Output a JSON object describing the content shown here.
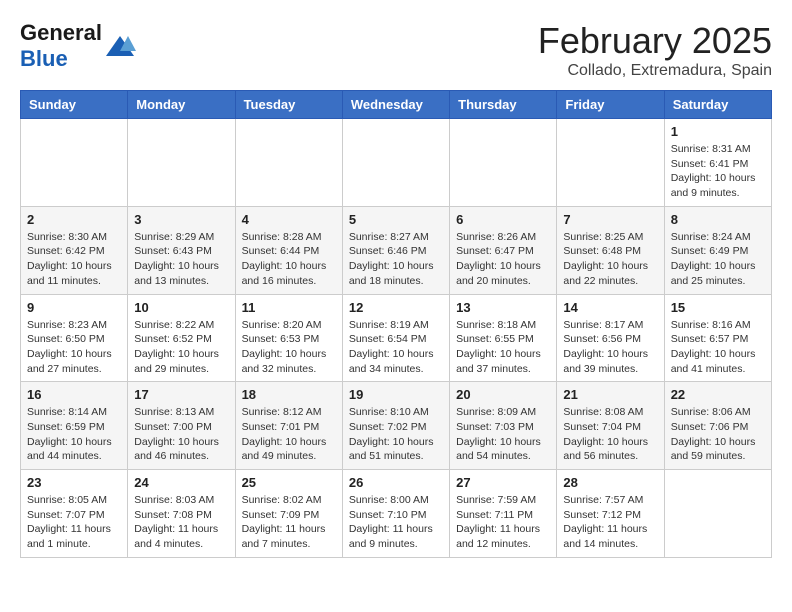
{
  "header": {
    "logo_general": "General",
    "logo_blue": "Blue",
    "month_title": "February 2025",
    "location": "Collado, Extremadura, Spain"
  },
  "weekdays": [
    "Sunday",
    "Monday",
    "Tuesday",
    "Wednesday",
    "Thursday",
    "Friday",
    "Saturday"
  ],
  "weeks": [
    [
      {
        "day": null
      },
      {
        "day": null
      },
      {
        "day": null
      },
      {
        "day": null
      },
      {
        "day": null
      },
      {
        "day": null
      },
      {
        "day": "1",
        "sunrise": "8:31 AM",
        "sunset": "6:41 PM",
        "daylight": "10 hours and 9 minutes."
      }
    ],
    [
      {
        "day": "2",
        "sunrise": "8:30 AM",
        "sunset": "6:42 PM",
        "daylight": "10 hours and 11 minutes."
      },
      {
        "day": "3",
        "sunrise": "8:29 AM",
        "sunset": "6:43 PM",
        "daylight": "10 hours and 13 minutes."
      },
      {
        "day": "4",
        "sunrise": "8:28 AM",
        "sunset": "6:44 PM",
        "daylight": "10 hours and 16 minutes."
      },
      {
        "day": "5",
        "sunrise": "8:27 AM",
        "sunset": "6:46 PM",
        "daylight": "10 hours and 18 minutes."
      },
      {
        "day": "6",
        "sunrise": "8:26 AM",
        "sunset": "6:47 PM",
        "daylight": "10 hours and 20 minutes."
      },
      {
        "day": "7",
        "sunrise": "8:25 AM",
        "sunset": "6:48 PM",
        "daylight": "10 hours and 22 minutes."
      },
      {
        "day": "8",
        "sunrise": "8:24 AM",
        "sunset": "6:49 PM",
        "daylight": "10 hours and 25 minutes."
      }
    ],
    [
      {
        "day": "9",
        "sunrise": "8:23 AM",
        "sunset": "6:50 PM",
        "daylight": "10 hours and 27 minutes."
      },
      {
        "day": "10",
        "sunrise": "8:22 AM",
        "sunset": "6:52 PM",
        "daylight": "10 hours and 29 minutes."
      },
      {
        "day": "11",
        "sunrise": "8:20 AM",
        "sunset": "6:53 PM",
        "daylight": "10 hours and 32 minutes."
      },
      {
        "day": "12",
        "sunrise": "8:19 AM",
        "sunset": "6:54 PM",
        "daylight": "10 hours and 34 minutes."
      },
      {
        "day": "13",
        "sunrise": "8:18 AM",
        "sunset": "6:55 PM",
        "daylight": "10 hours and 37 minutes."
      },
      {
        "day": "14",
        "sunrise": "8:17 AM",
        "sunset": "6:56 PM",
        "daylight": "10 hours and 39 minutes."
      },
      {
        "day": "15",
        "sunrise": "8:16 AM",
        "sunset": "6:57 PM",
        "daylight": "10 hours and 41 minutes."
      }
    ],
    [
      {
        "day": "16",
        "sunrise": "8:14 AM",
        "sunset": "6:59 PM",
        "daylight": "10 hours and 44 minutes."
      },
      {
        "day": "17",
        "sunrise": "8:13 AM",
        "sunset": "7:00 PM",
        "daylight": "10 hours and 46 minutes."
      },
      {
        "day": "18",
        "sunrise": "8:12 AM",
        "sunset": "7:01 PM",
        "daylight": "10 hours and 49 minutes."
      },
      {
        "day": "19",
        "sunrise": "8:10 AM",
        "sunset": "7:02 PM",
        "daylight": "10 hours and 51 minutes."
      },
      {
        "day": "20",
        "sunrise": "8:09 AM",
        "sunset": "7:03 PM",
        "daylight": "10 hours and 54 minutes."
      },
      {
        "day": "21",
        "sunrise": "8:08 AM",
        "sunset": "7:04 PM",
        "daylight": "10 hours and 56 minutes."
      },
      {
        "day": "22",
        "sunrise": "8:06 AM",
        "sunset": "7:06 PM",
        "daylight": "10 hours and 59 minutes."
      }
    ],
    [
      {
        "day": "23",
        "sunrise": "8:05 AM",
        "sunset": "7:07 PM",
        "daylight": "11 hours and 1 minute."
      },
      {
        "day": "24",
        "sunrise": "8:03 AM",
        "sunset": "7:08 PM",
        "daylight": "11 hours and 4 minutes."
      },
      {
        "day": "25",
        "sunrise": "8:02 AM",
        "sunset": "7:09 PM",
        "daylight": "11 hours and 7 minutes."
      },
      {
        "day": "26",
        "sunrise": "8:00 AM",
        "sunset": "7:10 PM",
        "daylight": "11 hours and 9 minutes."
      },
      {
        "day": "27",
        "sunrise": "7:59 AM",
        "sunset": "7:11 PM",
        "daylight": "11 hours and 12 minutes."
      },
      {
        "day": "28",
        "sunrise": "7:57 AM",
        "sunset": "7:12 PM",
        "daylight": "11 hours and 14 minutes."
      },
      {
        "day": null
      }
    ]
  ]
}
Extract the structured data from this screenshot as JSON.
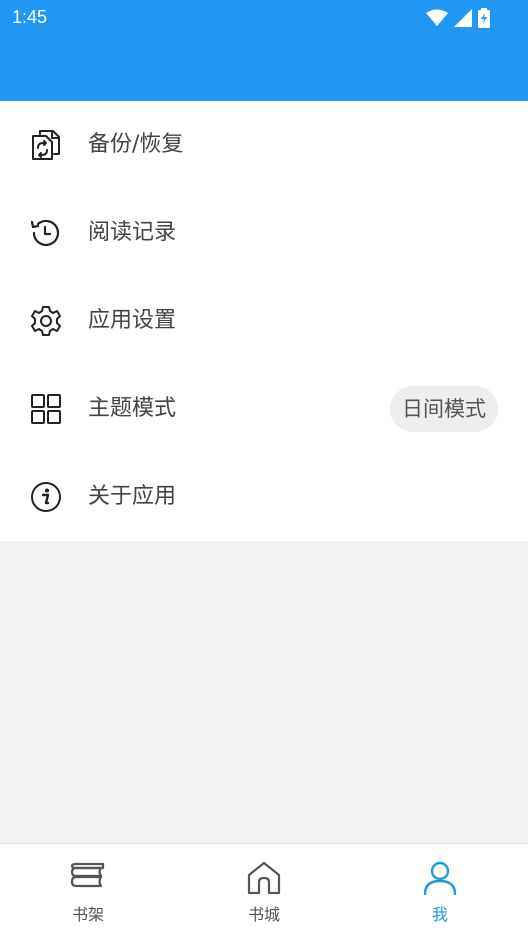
{
  "status_bar": {
    "time": "1:45",
    "icons": [
      "wifi-icon",
      "signal-icon",
      "battery-charging-icon"
    ]
  },
  "colors": {
    "primary": "#2196f3",
    "active_nav": "#1a9ae0",
    "text": "#444444",
    "background": "#f3f3f3"
  },
  "menu": {
    "items": [
      {
        "label": "备份/恢复",
        "icon": "backup-restore-icon"
      },
      {
        "label": "阅读记录",
        "icon": "history-icon"
      },
      {
        "label": "应用设置",
        "icon": "gear-icon"
      },
      {
        "label": "主题模式",
        "icon": "grid-icon",
        "value": "日间模式"
      },
      {
        "label": "关于应用",
        "icon": "info-icon"
      }
    ]
  },
  "bottom_nav": {
    "items": [
      {
        "label": "书架",
        "icon": "bookshelf-icon",
        "active": false
      },
      {
        "label": "书城",
        "icon": "home-icon",
        "active": false
      },
      {
        "label": "我",
        "icon": "person-icon",
        "active": true
      }
    ]
  }
}
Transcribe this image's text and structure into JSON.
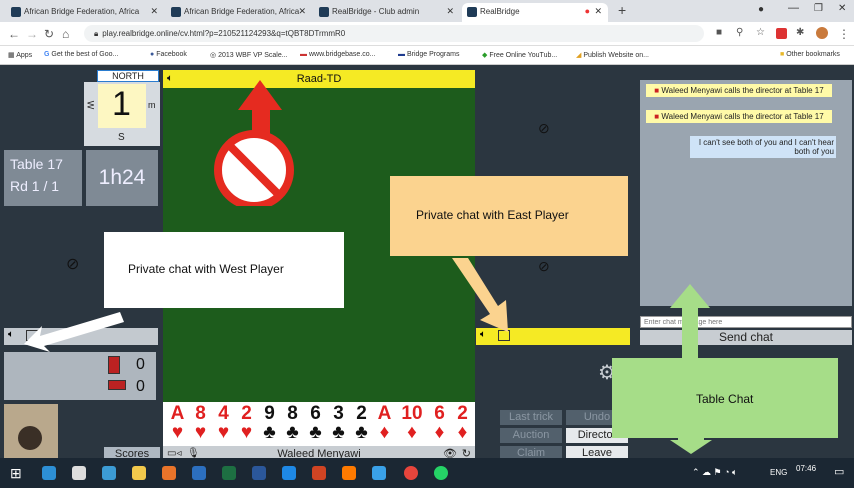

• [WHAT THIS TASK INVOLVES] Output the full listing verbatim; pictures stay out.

• [ANSWER SECTION]
Output a JSON object describing the content shown here.
{
  "header": {
    "logo_general": "General",
    "logo_blue": "Blue",
    "month_title": "February 2025",
    "location": "Collado, Extremadura, Spain"
  },
  "weekdays": [
    "Sunday",
    "Monday",
    "Tuesday",
    "Wednesday",
    "Thursday",
    "Friday",
    "Saturday"
  ],
  "weeks": [
    [
      {
        "day": null
      },
      {
        "day": null
      },
      {
        "day": null
      },
      {
        "day": null
      },
      {
        "day": null
      },
      {
        "day": null
      },
      {
        "day": "1",
        "sunrise": "8:31 AM",
        "sunset": "6:41 PM",
        "daylight": "10 hours and 9 minutes."
      }
    ],
    [
      {
        "day": "2",
        "sunrise": "8:30 AM",
        "sunset": "6:42 PM",
        "daylight": "10 hours and 11 minutes."
      },
      {
        "day": "3",
        "sunrise": "8:29 AM",
        "sunset": "6:43 PM",
        "daylight": "10 hours and 13 minutes."
      },
      {
        "day": "4",
        "sunrise": "8:28 AM",
        "sunset": "6:44 PM",
        "daylight": "10 hours and 16 minutes."
      },
      {
        "day": "5",
        "sunrise": "8:27 AM",
        "sunset": "6:46 PM",
        "daylight": "10 hours and 18 minutes."
      },
      {
        "day": "6",
        "sunrise": "8:26 AM",
        "sunset": "6:47 PM",
        "daylight": "10 hours and 20 minutes."
      },
      {
        "day": "7",
        "sunrise": "8:25 AM",
        "sunset": "6:48 PM",
        "daylight": "10 hours and 22 minutes."
      },
      {
        "day": "8",
        "sunrise": "8:24 AM",
        "sunset": "6:49 PM",
        "daylight": "10 hours and 25 minutes."
      }
    ],
    [
      {
        "day": "9",
        "sunrise": "8:23 AM",
        "sunset": "6:50 PM",
        "daylight": "10 hours and 27 minutes."
      },
      {
        "day": "10",
        "sunrise": "8:22 AM",
        "sunset": "6:52 PM",
        "daylight": "10 hours and 29 minutes."
      },
      {
        "day": "11",
        "sunrise": "8:20 AM",
        "sunset": "6:53 PM",
        "daylight": "10 hours and 32 minutes."
      },
      {
        "day": "12",
        "sunrise": "8:19 AM",
        "sunset": "6:54 PM",
        "daylight": "10 hours and 34 minutes."
      },
      {
        "day": "13",
        "sunrise": "8:18 AM",
        "sunset": "6:55 PM",
        "daylight": "10 hours and 37 minutes."
      },
      {
        "day": "14",
        "sunrise": "8:17 AM",
        "sunset": "6:56 PM",
        "daylight": "10 hours and 39 minutes."
      },
      {
        "day": "15",
        "sunrise": "8:16 AM",
        "sunset": "6:57 PM",
        "daylight": "10 hours and 41 minutes."
      }
    ],
    [
      {
        "day": "16",
        "sunrise": "8:14 AM",
        "sunset": "6:59 PM",
        "daylight": "10 hours and 44 minutes."
      },
      {
        "day": "17",
        "sunrise": "8:13 AM",
        "sunset": "7:00 PM",
        "daylight": "10 hours and 46 minutes."
      },
      {
        "day": "18",
        "sunrise": "8:12 AM",
        "sunset": "7:01 PM",
        "daylight": "10 hours and 49 minutes."
      },
      {
        "day": "19",
        "sunrise": "8:10 AM",
        "sunset": "7:02 PM",
        "daylight": "10 hours and 51 minutes."
      },
      {
        "day": "20",
        "sunrise": "8:09 AM",
        "sunset": "7:03 PM",
        "daylight": "10 hours and 54 minutes."
      },
      {
        "day": "21",
        "sunrise": "8:08 AM",
        "sunset": "7:04 PM",
        "daylight": "10 hours and 56 minutes."
      },
      {
        "day": "22",
        "sunrise": "8:06 AM",
        "sunset": "7:06 PM",
        "daylight": "10 hours and 59 minutes."
      }
    ],
    [
      {
        "day": "23",
        "sunrise": "8:05 AM",
        "sunset": "7:07 PM",
        "daylight": "11 hours and 1 minute."
      },
      {
        "day": "24",
        "sunrise": "8:03 AM",
        "sunset": "7:08 PM",
        "daylight": "11 hours and 4 minutes."
      },
      {
        "day": "25",
        "sunrise": "8:02 AM",
        "sunset": "7:09 PM",
        "daylight": "11 hours and 7 minutes."
      },
      {
        "day": "26",
        "sunrise": "8:00 AM",
        "sunset": "7:10 PM",
        "daylight": "11 hours and 9 minutes."
      },
      {
        "day": "27",
        "sunrise": "7:59 AM",
        "sunset": "7:11 PM",
        "daylight": "11 hours and 12 minutes."
      },
      {
        "day": "28",
        "sunrise": "7:57 AM",
        "sunset": "7:12 PM",
        "daylight": "11 hours and 14 minutes."
      },
      {
        "day": null
      }
    ]
  ]
}
Extract the structured data from this screenshot as JSON.
{
  "status_bar": {
    "time": "1:45",
    "icons": [
      "wifi-icon",
      "signal-icon",
      "battery-charging-icon"
    ]
  },
  "colors": {
    "primary": "#2196f3",
    "active_nav": "#1a9ae0",
    "text": "#444444",
    "background": "#f3f3f3"
  },
  "menu": {
    "items": [
      {
        "label": "备份/恢复",
        "icon": "backup-restore-icon"
      },
      {
        "label": "阅读记录",
        "icon": "history-icon"
      },
      {
        "label": "应用设置",
        "icon": "gear-icon"
      },
      {
        "label": "主题模式",
        "icon": "grid-icon",
        "value": "日间模式"
      },
      {
        "label": "关于应用",
        "icon": "info-icon"
      }
    ]
  },
  "bottom_nav": {
    "items": [
      {
        "label": "书架",
        "icon": "bookshelf-icon",
        "active": false
      },
      {
        "label": "书城",
        "icon": "home-icon",
        "active": false
      },
      {
        "label": "我",
        "icon": "person-icon",
        "active": true
      }
    ]
  }
}
Transcribe this image's text and structure into JSON.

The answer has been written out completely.